[Dataset records]
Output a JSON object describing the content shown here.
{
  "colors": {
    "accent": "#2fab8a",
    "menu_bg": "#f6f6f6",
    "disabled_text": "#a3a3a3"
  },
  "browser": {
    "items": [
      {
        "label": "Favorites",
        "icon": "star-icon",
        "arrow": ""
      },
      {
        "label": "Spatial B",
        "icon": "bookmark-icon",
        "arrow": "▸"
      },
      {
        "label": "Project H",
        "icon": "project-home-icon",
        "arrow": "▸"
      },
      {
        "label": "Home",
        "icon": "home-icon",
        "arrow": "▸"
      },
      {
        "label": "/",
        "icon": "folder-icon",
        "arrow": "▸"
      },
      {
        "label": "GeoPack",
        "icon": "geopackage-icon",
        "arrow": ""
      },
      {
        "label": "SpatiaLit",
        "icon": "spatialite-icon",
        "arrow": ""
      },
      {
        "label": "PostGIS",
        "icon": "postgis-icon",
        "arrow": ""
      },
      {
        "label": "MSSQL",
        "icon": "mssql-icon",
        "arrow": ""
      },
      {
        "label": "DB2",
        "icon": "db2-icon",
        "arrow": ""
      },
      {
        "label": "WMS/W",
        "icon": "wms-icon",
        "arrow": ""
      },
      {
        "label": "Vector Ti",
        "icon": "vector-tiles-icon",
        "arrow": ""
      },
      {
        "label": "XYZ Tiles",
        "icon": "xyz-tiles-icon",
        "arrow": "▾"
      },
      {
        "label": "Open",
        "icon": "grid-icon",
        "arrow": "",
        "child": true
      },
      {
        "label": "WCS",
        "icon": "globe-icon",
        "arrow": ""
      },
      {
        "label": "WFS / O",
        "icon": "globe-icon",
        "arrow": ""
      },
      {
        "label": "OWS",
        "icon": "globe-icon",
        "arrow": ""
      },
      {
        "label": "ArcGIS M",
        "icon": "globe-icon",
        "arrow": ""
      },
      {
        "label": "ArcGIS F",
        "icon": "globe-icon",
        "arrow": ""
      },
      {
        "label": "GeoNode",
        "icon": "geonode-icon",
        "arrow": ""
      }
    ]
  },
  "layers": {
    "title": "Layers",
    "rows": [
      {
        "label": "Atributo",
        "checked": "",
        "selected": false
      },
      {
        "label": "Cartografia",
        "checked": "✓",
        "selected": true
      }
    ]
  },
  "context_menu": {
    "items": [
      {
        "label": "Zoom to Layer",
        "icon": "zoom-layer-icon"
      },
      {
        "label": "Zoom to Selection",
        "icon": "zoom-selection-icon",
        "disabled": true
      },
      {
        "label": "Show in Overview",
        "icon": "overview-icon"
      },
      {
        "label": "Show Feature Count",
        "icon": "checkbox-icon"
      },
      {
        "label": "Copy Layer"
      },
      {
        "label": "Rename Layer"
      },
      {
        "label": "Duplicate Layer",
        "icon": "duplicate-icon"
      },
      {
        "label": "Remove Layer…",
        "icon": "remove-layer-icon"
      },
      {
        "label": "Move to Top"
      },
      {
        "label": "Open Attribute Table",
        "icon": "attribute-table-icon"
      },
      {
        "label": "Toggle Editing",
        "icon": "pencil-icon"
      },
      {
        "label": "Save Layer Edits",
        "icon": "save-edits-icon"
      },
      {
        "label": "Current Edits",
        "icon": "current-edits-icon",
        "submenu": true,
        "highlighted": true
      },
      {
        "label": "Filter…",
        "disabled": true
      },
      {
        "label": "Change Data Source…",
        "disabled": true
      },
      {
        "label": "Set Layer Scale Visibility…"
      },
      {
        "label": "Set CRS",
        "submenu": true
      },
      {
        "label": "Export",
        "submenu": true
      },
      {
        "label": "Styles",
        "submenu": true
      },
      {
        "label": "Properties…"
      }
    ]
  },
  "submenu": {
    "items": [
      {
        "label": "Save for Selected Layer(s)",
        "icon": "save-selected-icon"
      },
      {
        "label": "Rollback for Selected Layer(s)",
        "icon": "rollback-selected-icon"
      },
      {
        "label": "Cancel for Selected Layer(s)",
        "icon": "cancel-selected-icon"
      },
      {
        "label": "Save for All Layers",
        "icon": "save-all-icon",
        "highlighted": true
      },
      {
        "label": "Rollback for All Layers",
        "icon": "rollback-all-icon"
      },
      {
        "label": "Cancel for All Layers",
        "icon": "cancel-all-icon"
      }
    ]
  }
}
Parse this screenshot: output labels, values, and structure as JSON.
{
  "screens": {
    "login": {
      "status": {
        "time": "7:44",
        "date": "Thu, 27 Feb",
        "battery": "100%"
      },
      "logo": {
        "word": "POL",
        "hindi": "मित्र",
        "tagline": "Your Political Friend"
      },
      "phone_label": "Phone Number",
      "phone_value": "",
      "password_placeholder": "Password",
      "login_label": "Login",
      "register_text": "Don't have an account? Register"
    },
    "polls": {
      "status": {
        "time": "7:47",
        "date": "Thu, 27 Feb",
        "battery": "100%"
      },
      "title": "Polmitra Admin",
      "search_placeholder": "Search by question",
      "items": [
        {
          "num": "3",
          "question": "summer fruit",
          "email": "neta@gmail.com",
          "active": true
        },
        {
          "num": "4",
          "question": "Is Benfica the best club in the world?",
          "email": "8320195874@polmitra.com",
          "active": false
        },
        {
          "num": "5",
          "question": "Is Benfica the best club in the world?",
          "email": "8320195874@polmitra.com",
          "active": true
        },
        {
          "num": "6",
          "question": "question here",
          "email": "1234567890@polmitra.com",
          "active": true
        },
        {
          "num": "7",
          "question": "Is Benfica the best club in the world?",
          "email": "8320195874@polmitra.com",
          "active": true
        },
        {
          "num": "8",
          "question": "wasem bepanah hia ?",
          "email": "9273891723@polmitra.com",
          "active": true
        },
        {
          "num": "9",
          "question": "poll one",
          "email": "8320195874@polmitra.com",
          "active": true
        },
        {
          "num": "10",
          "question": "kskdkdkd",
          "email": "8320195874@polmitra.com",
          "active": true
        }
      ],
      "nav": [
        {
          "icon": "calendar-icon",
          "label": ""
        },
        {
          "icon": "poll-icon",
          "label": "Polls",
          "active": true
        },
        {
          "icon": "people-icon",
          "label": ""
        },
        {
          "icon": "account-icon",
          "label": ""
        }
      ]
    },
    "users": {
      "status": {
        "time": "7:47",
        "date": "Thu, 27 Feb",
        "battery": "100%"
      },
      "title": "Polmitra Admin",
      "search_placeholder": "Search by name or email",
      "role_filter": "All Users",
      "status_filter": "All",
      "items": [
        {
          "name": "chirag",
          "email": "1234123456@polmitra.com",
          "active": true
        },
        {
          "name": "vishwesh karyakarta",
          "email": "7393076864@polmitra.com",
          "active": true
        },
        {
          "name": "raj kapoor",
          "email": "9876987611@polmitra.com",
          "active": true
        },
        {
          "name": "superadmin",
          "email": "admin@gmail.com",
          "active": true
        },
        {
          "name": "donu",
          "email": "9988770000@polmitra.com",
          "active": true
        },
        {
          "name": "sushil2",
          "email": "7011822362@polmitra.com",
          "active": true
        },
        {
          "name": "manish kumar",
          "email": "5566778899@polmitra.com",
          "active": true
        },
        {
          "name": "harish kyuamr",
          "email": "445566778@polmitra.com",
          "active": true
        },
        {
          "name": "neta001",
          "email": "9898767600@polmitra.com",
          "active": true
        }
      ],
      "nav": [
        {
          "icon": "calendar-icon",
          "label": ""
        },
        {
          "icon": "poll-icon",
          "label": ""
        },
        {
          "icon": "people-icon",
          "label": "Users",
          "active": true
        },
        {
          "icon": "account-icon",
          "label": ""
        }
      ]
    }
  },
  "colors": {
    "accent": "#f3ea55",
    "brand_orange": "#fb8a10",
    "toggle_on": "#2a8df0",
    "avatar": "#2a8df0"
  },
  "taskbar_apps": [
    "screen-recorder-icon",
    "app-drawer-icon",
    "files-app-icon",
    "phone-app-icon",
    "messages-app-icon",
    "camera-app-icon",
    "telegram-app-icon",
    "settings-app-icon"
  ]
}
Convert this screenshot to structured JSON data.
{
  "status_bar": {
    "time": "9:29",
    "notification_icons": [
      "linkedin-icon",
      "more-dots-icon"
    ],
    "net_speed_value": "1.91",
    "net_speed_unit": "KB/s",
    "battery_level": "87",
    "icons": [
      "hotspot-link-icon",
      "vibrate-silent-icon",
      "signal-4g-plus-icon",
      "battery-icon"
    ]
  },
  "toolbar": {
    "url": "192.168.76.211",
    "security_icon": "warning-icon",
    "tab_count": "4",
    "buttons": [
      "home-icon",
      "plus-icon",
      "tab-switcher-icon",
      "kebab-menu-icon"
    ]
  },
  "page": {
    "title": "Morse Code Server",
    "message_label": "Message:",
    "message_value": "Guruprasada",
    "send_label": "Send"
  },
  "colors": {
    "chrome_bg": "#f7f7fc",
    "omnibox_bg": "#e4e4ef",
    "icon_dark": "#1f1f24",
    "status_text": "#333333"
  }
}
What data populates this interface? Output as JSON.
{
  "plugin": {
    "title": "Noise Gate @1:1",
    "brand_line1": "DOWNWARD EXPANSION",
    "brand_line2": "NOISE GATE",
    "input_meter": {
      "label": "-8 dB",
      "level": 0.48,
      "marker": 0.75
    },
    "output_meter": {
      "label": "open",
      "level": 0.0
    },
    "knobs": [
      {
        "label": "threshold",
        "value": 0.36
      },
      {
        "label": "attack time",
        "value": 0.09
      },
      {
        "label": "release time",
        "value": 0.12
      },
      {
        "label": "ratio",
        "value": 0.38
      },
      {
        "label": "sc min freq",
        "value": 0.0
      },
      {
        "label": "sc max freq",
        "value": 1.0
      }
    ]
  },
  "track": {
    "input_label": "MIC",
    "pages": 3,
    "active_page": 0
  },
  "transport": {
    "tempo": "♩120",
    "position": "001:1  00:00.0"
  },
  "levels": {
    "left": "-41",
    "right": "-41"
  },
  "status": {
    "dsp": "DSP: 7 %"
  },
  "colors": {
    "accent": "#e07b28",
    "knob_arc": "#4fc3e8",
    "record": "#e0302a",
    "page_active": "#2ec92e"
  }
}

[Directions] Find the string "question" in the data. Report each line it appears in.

[Your response]
      "search_placeholder": "Search by question",
          "question": "summer fruit",
          "question": "Is Benfica the best club in the world?",
          "question": "Is Benfica the best club in the world?",
          "question": "question here",
          "question": "Is Benfica the best club in the world?",
          "question": "wasem bepanah hia ?",
          "question": "poll one",
          "question": "kskdkdkd",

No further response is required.